“It’s frustrating,” Cashner said. “It’s a small park, but I feel those balls, if they go a couple inches in or a couple inches away, it’s an out.”


Gibson has won six straight decisions over nine starts since Aug. 17.

After starting the 2017 season 0-4, Gibson was sent to the minors. Since his recall on May 22, he has excelled.

“He made a change in his approach a little bit,” Orioles manager Buck Showalter said. “Some things that he did when he went down last year, and came back, it really helped him in the second half and carried over in the spring.”

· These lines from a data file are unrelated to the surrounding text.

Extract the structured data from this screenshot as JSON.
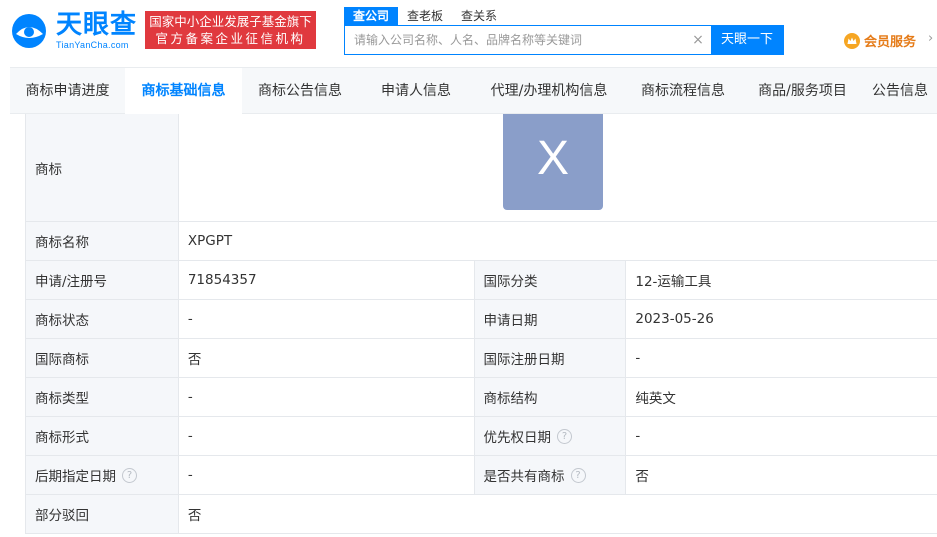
{
  "header": {
    "logo_text": "天眼查",
    "logo_sub": "TianYanCha.com",
    "slogan_line1": "国家中小企业发展子基金旗下",
    "slogan_line2": "官方备案企业征信机构",
    "search_tabs": [
      "查公司",
      "查老板",
      "查关系"
    ],
    "search_placeholder": "请输入公司名称、人名、品牌名称等关键词",
    "clear_symbol": "×",
    "search_button": "天眼一下",
    "vip_label": "会员服务",
    "vip_arrow": "›"
  },
  "nav": {
    "items": [
      "商标申请进度",
      "商标基础信息",
      "商标公告信息",
      "申请人信息",
      "代理/办理机构信息",
      "商标流程信息",
      "商品/服务项目",
      "公告信息"
    ],
    "active_index": 1
  },
  "trademark": {
    "image_label": "商标",
    "image_text": "X",
    "name_label": "商标名称",
    "name_value": "XPGPT",
    "rows": [
      {
        "l1": "申请/注册号",
        "v1": "71854357",
        "l2": "国际分类",
        "v2": "12-运输工具"
      },
      {
        "l1": "商标状态",
        "v1": "-",
        "l2": "申请日期",
        "v2": "2023-05-26"
      },
      {
        "l1": "国际商标",
        "v1": "否",
        "l2": "国际注册日期",
        "v2": "-"
      },
      {
        "l1": "商标类型",
        "v1": "-",
        "l2": "商标结构",
        "v2": "纯英文"
      },
      {
        "l1": "商标形式",
        "v1": "-",
        "l2": "优先权日期",
        "v2": "-"
      },
      {
        "l1": "后期指定日期",
        "v1": "-",
        "l2": "是否共有商标",
        "v2": "否"
      }
    ],
    "help_symbol": "?",
    "partial_label": "部分驳回",
    "partial_value": "否"
  },
  "colors": {
    "brand": "#0084ff",
    "slogan_bg": "#e0393e",
    "vip": "#e57b18",
    "trademark_img": "#8a9ec9"
  }
}
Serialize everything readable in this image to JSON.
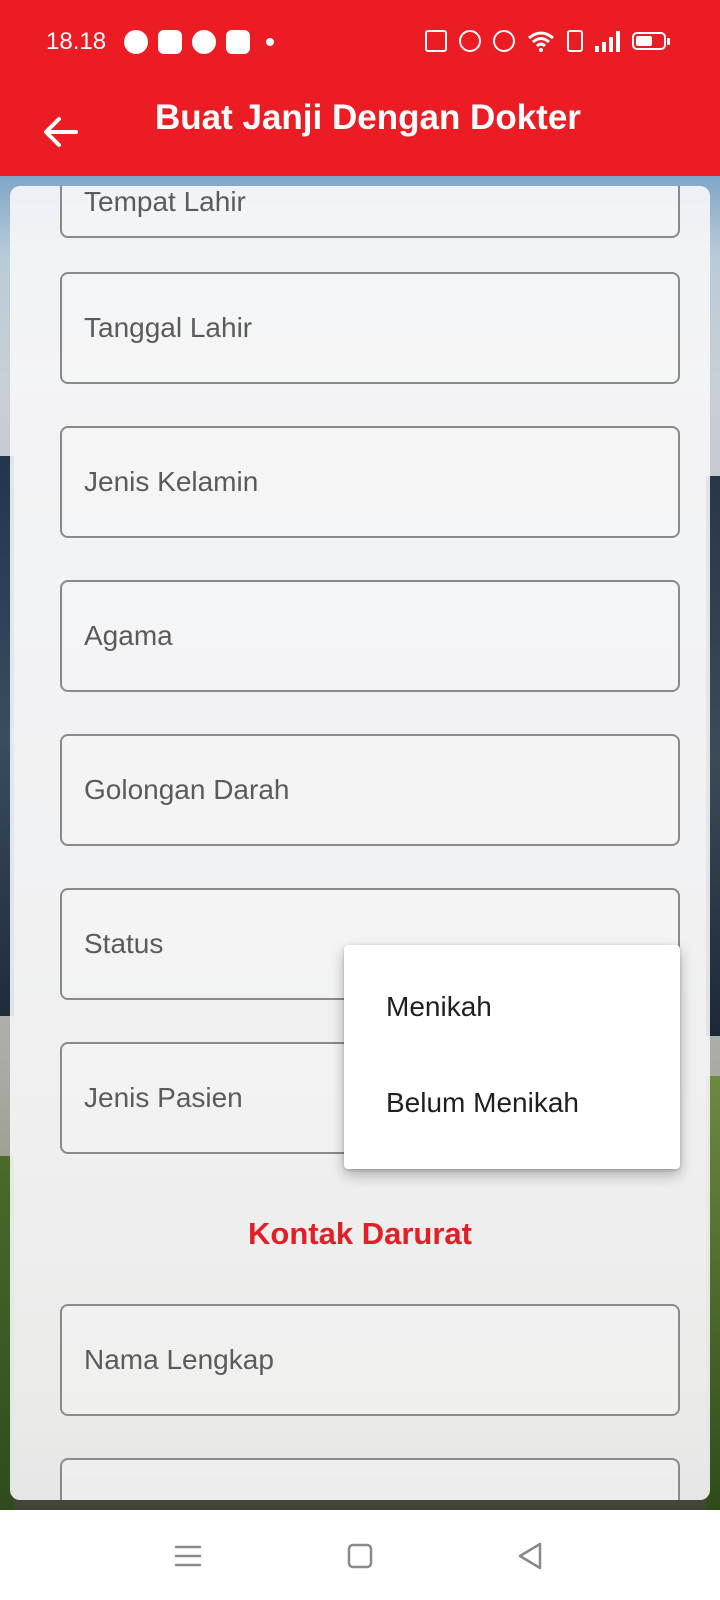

Twins: RHP Phil Hughes (left oblique strain) pitched four innings Saturday in a Triple-A spring training game. If he responds well, Hughes will likely pitch for Class A Fort Myers on April 5, manager Paul Molitor said.
Orioles: LHP Zach Britton ran Friday for the first time since undergoing surgery on his right Achilles tendon in December. “I feel good, feel normal,” he said Saturday. … DH Mark Trumbo (quad strain) will take batting practice in Florida on Monday and could appear in a spring training game on April 6. … RHP Alex Cobb threw four innings Friday in extended spring training. His debut with the Orioles will be around mid-April.


Twins: Jose Berrios, who went 14-8 for Minnesota last year, starts in Sunday’s series finale.

Orioles: Notorious slow-starter Kevin Gausman starts for Baltimore. The right-hander is 2/3 with a 5.88 ERA in 15 career appearances before May.